soyle (plural soyles)
- Obsolete spelling of
- 1598, Richard Hakluyt, The Principal Navigations, Voyages, Traffiques, and Discoveries of The English Nation, Vol. XII., America, Part I.:
- And in your planting the consideration of the clymate and of the soyle be matters that are to be respected.
- 1589, George Puttenham, The Arte of English Poesie:
- As the good seedes sowen in fruitfull soyle, Bring foorth foyson when barren doeth them spoile: So doeth it fare when much good learning hits, Vpon shrewde willes and ill disposed wits.
- 1590, Edmund Spenser, Spenser's The Faerie Queene, Book I, 1921 ed. edition:
- II Now are we come unto my native soyle, 10 And to the place where all our perils dwell; Here haunts that feend, and does his dayly spoyle; Therefore henceforth be at your keeping well,[*] And ever ready for your foeman fell.
- 1638, John Wilkins, The Discovery of a World in the Moone:
- Keplar thinkes that our earth receives that light whereby it shines from the Sunne, but this (saith he) is not such an intended cleare brightnesse as the Moone is capable of, and therefore hee guesses, that the earth there is of a more chokie soyle like the Ile of Creete, and so is better able to reflect a stronger light, whereas our earth must supply this intention with the quantity of its body, but this I conceive to be a needlesse conjecture, since our earth if all things were well considered, will be found able enough to reflect as great a light.

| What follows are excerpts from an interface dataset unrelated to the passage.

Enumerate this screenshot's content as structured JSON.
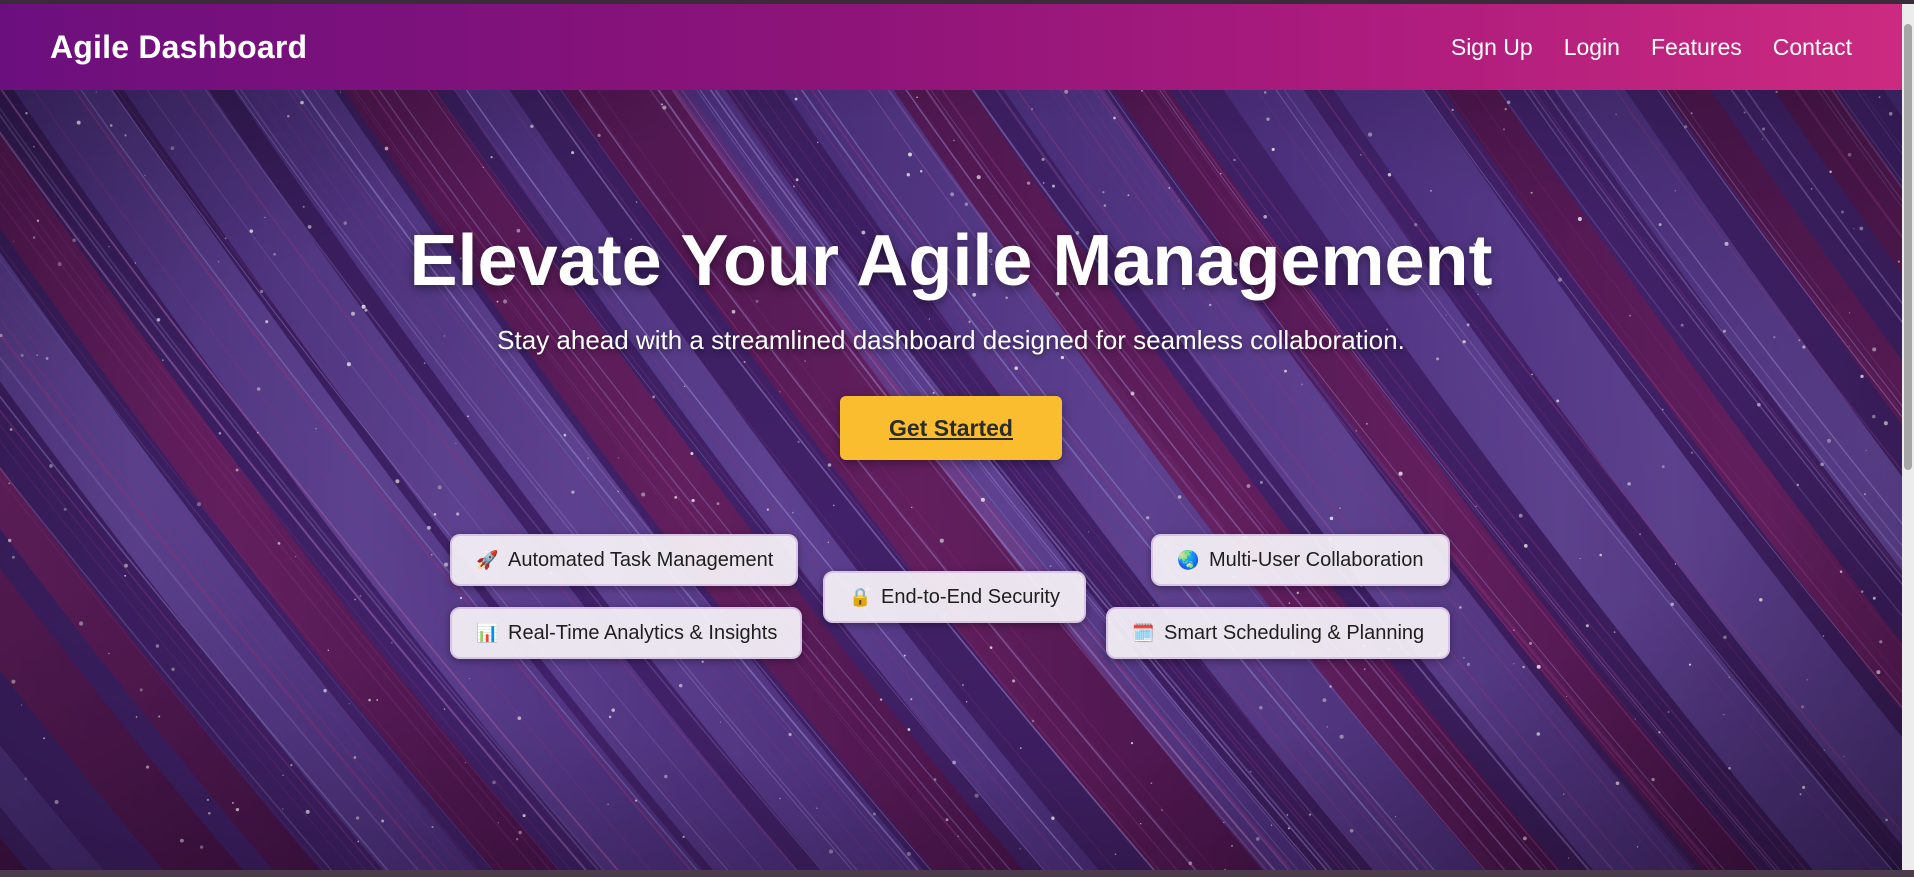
{
  "navbar": {
    "brand": "Agile Dashboard",
    "links": [
      "Sign Up",
      "Login",
      "Features",
      "Contact"
    ]
  },
  "hero": {
    "title": "Elevate Your Agile Management",
    "subtitle": "Stay ahead with a streamlined dashboard designed for seamless collaboration.",
    "cta_label": "Get Started"
  },
  "features": [
    {
      "icon": "rocket-icon",
      "glyph": "🚀",
      "label": "Automated Task Management"
    },
    {
      "icon": "bar-chart-icon",
      "glyph": "📊",
      "label": "Real-Time Analytics & Insights"
    },
    {
      "icon": "lock-icon",
      "glyph": "🔒",
      "label": "End-to-End Security"
    },
    {
      "icon": "globe-icon",
      "glyph": "🌏",
      "label": "Multi-User Collaboration"
    },
    {
      "icon": "calendar-icon",
      "glyph": "🗓️",
      "label": "Smart Scheduling & Planning"
    }
  ],
  "colors": {
    "navbar_start": "#6c0f7e",
    "navbar_end": "#cc2a80",
    "cta": "#fbbd30"
  }
}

- Obsolete form of .
Compare soil (“to feed”).
Part or all of this entry has been imported from the 1913 edition of Webster’s Dictionary, which is now free of copyright and hence in the public domain. The imported definitions may be significantly out of date, and any more recent senses may be completely missing.
(See the entry for soyle in Webster’s Revised Unabridged Dictionary, G. & C. Merriam, 1913.)